DATA FOR THE TASK below:

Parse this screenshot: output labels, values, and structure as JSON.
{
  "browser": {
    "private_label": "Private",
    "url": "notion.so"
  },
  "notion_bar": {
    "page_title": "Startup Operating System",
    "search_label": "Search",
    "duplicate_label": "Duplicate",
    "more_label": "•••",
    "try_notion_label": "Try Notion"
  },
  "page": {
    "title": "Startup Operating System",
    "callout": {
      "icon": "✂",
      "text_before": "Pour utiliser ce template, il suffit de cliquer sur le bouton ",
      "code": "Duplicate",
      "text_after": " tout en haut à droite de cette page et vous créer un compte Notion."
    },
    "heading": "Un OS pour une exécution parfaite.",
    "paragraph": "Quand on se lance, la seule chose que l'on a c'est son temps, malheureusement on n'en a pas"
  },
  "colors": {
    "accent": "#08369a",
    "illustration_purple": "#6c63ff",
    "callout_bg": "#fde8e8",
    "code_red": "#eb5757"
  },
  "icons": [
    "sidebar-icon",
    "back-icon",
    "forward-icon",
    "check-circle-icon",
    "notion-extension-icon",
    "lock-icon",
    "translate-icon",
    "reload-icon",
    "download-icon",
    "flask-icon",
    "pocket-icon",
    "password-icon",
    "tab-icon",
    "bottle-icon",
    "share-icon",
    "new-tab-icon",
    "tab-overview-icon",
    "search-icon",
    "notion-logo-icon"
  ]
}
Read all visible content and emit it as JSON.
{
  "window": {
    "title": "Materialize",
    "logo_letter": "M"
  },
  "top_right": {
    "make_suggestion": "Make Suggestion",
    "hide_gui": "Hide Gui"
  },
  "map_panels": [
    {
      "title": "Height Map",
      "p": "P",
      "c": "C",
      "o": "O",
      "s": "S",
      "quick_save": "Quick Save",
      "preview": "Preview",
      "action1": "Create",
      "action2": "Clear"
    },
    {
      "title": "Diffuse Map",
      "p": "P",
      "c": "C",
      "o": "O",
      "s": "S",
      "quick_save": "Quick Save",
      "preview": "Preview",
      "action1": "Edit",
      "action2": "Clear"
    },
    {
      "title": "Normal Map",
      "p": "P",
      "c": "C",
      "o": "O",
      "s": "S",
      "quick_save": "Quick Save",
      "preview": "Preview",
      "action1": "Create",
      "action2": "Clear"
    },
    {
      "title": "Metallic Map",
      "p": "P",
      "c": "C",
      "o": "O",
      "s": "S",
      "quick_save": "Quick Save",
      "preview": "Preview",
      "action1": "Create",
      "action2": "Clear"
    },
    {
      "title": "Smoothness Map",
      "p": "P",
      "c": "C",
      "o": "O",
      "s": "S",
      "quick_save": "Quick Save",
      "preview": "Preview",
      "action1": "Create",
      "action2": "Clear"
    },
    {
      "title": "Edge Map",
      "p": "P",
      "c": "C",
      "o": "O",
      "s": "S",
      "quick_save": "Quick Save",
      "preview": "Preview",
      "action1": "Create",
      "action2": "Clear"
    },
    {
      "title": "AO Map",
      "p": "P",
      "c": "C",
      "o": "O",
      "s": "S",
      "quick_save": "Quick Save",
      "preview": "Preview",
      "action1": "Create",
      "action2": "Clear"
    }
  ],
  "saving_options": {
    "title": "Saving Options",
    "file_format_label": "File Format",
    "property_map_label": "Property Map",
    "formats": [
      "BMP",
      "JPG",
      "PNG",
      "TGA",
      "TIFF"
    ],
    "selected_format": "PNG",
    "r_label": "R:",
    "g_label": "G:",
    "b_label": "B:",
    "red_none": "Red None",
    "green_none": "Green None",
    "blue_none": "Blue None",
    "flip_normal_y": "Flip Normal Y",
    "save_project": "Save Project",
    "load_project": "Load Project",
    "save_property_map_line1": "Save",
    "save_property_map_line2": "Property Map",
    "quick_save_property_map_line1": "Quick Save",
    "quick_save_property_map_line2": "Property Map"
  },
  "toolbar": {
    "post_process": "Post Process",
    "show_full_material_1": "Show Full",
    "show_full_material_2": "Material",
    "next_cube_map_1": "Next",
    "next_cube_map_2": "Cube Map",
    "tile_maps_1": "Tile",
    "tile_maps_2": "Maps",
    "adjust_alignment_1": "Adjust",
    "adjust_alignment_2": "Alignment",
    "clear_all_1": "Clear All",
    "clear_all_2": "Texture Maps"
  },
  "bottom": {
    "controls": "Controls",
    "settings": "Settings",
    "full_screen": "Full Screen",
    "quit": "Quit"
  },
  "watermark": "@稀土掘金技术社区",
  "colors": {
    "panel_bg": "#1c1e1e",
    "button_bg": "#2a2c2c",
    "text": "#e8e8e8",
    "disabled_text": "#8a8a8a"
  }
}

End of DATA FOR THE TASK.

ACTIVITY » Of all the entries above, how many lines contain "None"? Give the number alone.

ANSWER SECTION » 3